© Mallona et al.; licensee BioMed Central Ltd. 2014

This article is published under license to BioMed Central Ltd. This is an Open Access article distributed under the terms of the Creative Commons Attribution License (http://creativecommons.org/licenses/by/2.0), which permits unrestricted use, distribution, and reproduction in any medium, provided the original work is properly credited.
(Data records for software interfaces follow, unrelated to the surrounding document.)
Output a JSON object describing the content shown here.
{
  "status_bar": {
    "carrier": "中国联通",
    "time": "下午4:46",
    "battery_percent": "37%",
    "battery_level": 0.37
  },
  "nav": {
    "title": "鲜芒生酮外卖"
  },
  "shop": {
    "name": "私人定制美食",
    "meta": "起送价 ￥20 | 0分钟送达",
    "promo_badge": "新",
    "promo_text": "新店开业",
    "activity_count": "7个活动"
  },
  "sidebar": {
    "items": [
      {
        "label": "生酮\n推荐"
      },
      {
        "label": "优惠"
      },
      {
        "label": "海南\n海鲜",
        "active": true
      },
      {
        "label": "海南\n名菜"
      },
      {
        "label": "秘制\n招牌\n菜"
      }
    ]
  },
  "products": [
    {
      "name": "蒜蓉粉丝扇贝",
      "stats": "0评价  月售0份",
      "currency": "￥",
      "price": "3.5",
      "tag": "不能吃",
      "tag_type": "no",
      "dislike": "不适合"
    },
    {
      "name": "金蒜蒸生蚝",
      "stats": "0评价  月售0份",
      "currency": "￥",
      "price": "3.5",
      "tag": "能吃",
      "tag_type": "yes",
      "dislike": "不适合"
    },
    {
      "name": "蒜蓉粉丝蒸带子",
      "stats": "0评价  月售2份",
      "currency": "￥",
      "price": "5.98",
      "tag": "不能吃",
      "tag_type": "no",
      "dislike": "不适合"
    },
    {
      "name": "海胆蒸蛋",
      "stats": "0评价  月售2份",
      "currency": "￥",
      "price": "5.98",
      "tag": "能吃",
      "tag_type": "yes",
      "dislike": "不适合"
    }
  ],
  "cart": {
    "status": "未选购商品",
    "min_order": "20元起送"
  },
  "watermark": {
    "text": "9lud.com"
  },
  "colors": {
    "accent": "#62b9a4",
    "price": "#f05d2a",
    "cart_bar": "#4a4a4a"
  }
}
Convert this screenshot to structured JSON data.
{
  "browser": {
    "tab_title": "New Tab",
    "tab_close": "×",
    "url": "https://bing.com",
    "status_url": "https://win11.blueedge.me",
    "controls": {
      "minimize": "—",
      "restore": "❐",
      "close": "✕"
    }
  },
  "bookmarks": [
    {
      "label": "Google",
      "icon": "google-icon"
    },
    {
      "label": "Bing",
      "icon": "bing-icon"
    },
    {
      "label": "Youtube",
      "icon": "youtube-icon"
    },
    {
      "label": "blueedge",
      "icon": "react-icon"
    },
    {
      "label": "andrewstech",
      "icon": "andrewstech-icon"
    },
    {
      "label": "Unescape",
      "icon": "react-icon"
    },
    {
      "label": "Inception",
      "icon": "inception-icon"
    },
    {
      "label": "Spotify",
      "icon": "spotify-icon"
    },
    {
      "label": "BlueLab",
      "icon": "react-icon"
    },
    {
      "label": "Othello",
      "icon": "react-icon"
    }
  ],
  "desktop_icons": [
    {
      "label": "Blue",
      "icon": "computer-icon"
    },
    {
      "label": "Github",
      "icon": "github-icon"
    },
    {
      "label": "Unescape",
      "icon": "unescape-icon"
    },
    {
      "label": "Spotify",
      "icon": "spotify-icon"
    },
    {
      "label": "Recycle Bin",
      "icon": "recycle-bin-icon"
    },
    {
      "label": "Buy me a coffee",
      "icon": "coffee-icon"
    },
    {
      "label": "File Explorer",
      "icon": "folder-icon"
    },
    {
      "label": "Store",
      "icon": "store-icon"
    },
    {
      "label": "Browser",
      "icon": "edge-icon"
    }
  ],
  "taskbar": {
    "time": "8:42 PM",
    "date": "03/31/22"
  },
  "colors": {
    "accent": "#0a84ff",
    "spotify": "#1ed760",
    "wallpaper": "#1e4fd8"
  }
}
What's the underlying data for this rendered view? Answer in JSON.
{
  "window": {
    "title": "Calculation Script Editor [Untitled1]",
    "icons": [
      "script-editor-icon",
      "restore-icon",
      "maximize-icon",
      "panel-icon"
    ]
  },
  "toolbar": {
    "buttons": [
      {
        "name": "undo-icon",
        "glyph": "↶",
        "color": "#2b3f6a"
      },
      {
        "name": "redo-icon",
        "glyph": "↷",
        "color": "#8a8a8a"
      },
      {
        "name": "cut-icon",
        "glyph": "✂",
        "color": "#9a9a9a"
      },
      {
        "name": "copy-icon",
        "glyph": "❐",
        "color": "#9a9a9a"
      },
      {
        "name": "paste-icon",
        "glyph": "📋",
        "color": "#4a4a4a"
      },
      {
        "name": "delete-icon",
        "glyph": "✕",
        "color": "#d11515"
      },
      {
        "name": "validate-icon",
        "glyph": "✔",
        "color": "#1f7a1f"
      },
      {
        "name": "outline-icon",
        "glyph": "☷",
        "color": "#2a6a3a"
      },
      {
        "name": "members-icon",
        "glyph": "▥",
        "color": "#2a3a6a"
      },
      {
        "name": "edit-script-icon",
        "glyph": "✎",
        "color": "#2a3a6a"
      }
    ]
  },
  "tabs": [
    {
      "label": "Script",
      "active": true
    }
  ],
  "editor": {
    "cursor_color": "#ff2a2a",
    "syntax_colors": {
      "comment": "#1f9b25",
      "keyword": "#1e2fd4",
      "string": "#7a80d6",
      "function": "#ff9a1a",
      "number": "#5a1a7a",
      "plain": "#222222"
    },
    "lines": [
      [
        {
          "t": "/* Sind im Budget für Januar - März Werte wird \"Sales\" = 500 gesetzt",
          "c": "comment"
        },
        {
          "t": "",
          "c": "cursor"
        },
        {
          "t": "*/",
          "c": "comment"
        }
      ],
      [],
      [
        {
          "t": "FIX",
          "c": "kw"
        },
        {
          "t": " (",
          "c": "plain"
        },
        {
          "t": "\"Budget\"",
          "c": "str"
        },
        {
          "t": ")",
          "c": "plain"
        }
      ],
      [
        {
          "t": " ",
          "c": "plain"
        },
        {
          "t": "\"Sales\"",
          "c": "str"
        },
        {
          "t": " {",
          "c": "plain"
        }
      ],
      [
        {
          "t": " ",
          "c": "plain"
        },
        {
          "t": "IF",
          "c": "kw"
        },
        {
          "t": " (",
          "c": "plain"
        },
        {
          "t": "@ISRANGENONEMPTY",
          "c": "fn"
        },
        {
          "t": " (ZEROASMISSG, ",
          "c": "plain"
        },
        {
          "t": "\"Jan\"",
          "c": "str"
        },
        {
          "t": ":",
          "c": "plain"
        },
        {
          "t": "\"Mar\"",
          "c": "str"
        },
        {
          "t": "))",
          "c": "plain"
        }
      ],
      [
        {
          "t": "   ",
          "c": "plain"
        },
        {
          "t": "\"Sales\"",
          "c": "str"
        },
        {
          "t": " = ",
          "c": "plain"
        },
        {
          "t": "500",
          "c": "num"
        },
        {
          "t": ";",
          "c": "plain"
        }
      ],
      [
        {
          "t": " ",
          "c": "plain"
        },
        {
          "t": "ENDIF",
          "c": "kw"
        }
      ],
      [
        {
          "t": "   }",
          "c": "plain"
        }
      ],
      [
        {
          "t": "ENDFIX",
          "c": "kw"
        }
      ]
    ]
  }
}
The Creative Commons Public Domain Dedication waiver (http://creativecommons.org/publicdomain/zero/1.0/) applies to the data made available in this article, unless otherwise stated.